When people choose colorblind frameworks, they fail to see not only a history of bias, but also a history of embracing difference. There is no such thing as racially or ethnically neutral Judaism. Whether we eat rice or not on Passover, the particular style of Torah chanting, the language in which we read the Bible – all are representative of the ethnic, racial and cultural diversity that defines Jewish history. And variations in Jewish identity have not ceased. They continue today, and the growing racial diversity of the American Jewish community plays a big part.

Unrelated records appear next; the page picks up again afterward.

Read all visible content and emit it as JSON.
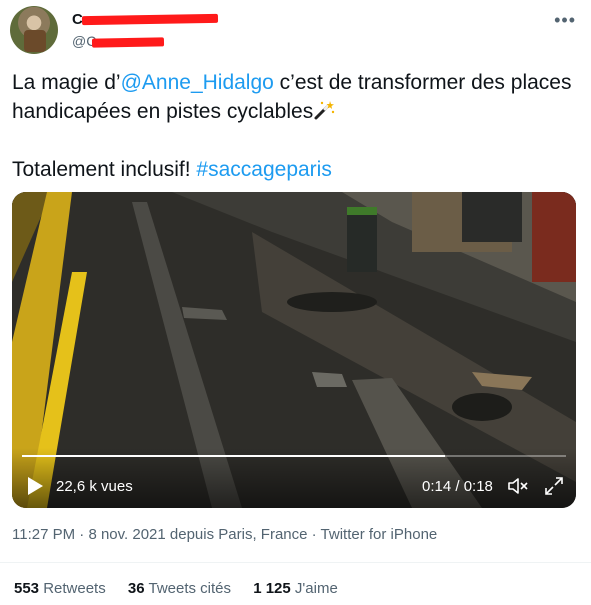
{
  "author": {
    "name": "C",
    "handle": "@C"
  },
  "menu_icon": "more-horizontal-icon",
  "tweet": {
    "prefix": "La magie d’",
    "mention": "@Anne_Hidalgo",
    "middle": " c’est de transformer des places handicapées en pistes cyclables",
    "emoji": "magic-wand-emoji",
    "line2_prefix": "Totalement inclusif! ",
    "hashtag": "#saccageparis"
  },
  "video": {
    "views": "22,6 k vues",
    "time": "0:14 / 0:18",
    "progress": 0.7778
  },
  "meta": {
    "time": "11:27 PM",
    "sep1": " · ",
    "date": "8 nov. 2021",
    "location_text": " depuis Paris, France",
    "sep2": " · ",
    "source": "Twitter for iPhone"
  },
  "stats": {
    "retweets_count": "553",
    "retweets_label": " Retweets",
    "quotes_count": "36",
    "quotes_label": " Tweets cités",
    "likes_count": "1 125",
    "likes_label": " J'aime"
  },
  "colors": {
    "link": "#1d9bf0",
    "redaction": "#ff1a1a"
  }
}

How race is acknowledged, integrated and understood in the Jewish community is very important, especially so for young Jews. We must be cognizant of how colorblindness can achieve the exact opposite of what is intended. By ignoring race, we overlook, for example, the impact of posters in our classrooms that portray only white Jews, unwittingly sending a message about who is Jewish and who is not.
In collaboration with UJA Federation, I work with Jewish leaders in New York who represent communities that are underrepresented in the best-known organizational structures of Jewish life. Their understandings of Judaism and Jewish living often differ from my own and from each other, but they share a commitment to maintaining that which is unique to their community and to our shared tradition. These leaders and these communities have much to share and model for the broader Jewish world. Dismissing these contributions not only does the marginalized communities a disservice, but it fundamentally undermines the Jewish community’s ability to remain relevant in an increasingly interconnected and multi-ethnic world.
In our attempts to be open and inclusive, we cannot afford to be colorblind. Jewish organizations, be they synagogues or summer camps, should not be asking anybody to check any aspect of their identities at the door. Jewish culture is overlaid with and enriched by the multitude of ethnic, national and racial characteristics that individuals Jews bring to the table. My Jewishness, as important as it may be, does not erase everything else about me. My identities are intertwined and inseparable. Despite the good intentions of many Jewish organizations, it is a mistake to create a dichotomy between my experience as a Black person in America and a member of the Jewish community. Moreover, doing so misses a great opportunity.
Lacey Schwartz is Be’chol Lashon’s National Outreach / New York Regional Director. She is currently completing “Outside the Box,” a documentary about her mixed-race identity. Visit GlobalJews.org for my information about Be’chol Lashon.